Exercise details:
In how many lines of the entries below does "critical" appear? Give only the number.

App and web page records
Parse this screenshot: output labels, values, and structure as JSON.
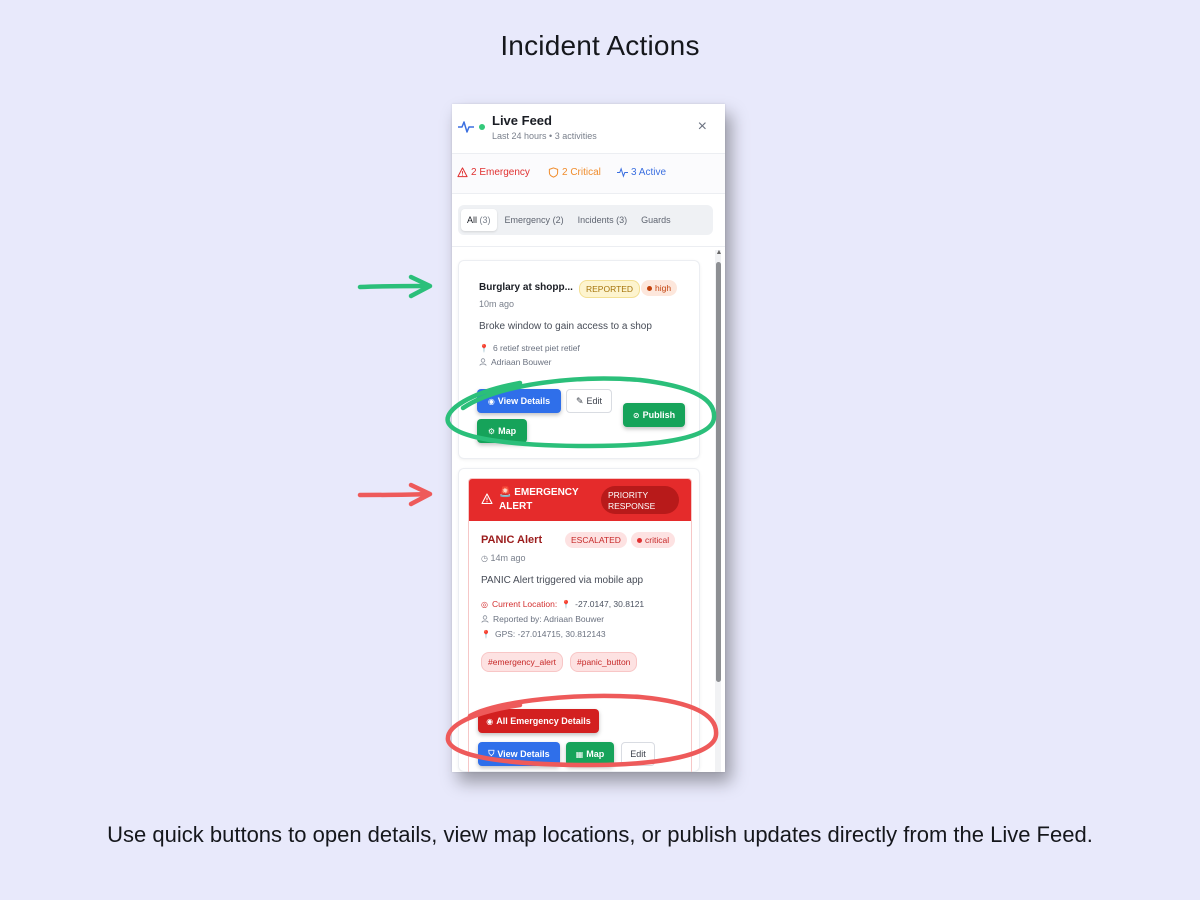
{
  "page": {
    "title": "Incident Actions",
    "caption": "Use quick buttons to open details, view map locations, or publish updates directly from the Live Feed."
  },
  "feed": {
    "title": "Live Feed",
    "subtitle": "Last 24 hours • 3 activities",
    "close_icon": "×"
  },
  "stats": {
    "emergency": "2 Emergency",
    "critical": "2 Critical",
    "active": "3 Active"
  },
  "tabs": [
    {
      "label": "All",
      "count": "(3)",
      "active": true
    },
    {
      "label": "Emergency",
      "count": "(2)",
      "active": false
    },
    {
      "label": "Incidents",
      "count": "(3)",
      "active": false
    },
    {
      "label": "Guards",
      "count": "",
      "active": false
    }
  ],
  "incident": {
    "title": "Burglary at shopp...",
    "status": "REPORTED",
    "severity": "high",
    "time": "10m ago",
    "description": "Broke window to gain access to a shop",
    "address": "6 retief street piet retief",
    "user": "Adriaan Bouwer",
    "buttons": {
      "view": "View Details",
      "edit": "Edit",
      "publish": "Publish",
      "map": "Map"
    }
  },
  "emergency": {
    "banner": "🚨 EMERGENCY ALERT",
    "priority": "PRIORITY RESPONSE",
    "title": "PANIC Alert",
    "status": "ESCALATED",
    "severity": "critical",
    "time": "14m ago",
    "description": "PANIC Alert triggered via mobile app",
    "location_label": "Current Location:",
    "location_coords": "-27.0147, 30.8121",
    "reported_by": "Reported by: Adriaan Bouwer",
    "gps": "GPS: -27.014715, 30.812143",
    "tags": [
      "#emergency_alert",
      "#panic_button"
    ],
    "buttons": {
      "all_details": "All Emergency Details",
      "view": "View Details",
      "map": "Map",
      "edit": "Edit"
    }
  },
  "colors": {
    "background": "#e8e9fb",
    "green_annotation": "#2bbf7a",
    "red_annotation": "#ee5a5a",
    "primary_blue": "#2f6fea",
    "success_green": "#16a35a",
    "danger_red": "#e52b2b"
  },
  "icons": {
    "feed": "activity-icon",
    "alert": "warning-triangle-icon",
    "shield": "shield-icon",
    "pin": "map-pin-icon",
    "user": "user-icon",
    "clock": "clock-icon"
  }
}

Expected answer:
2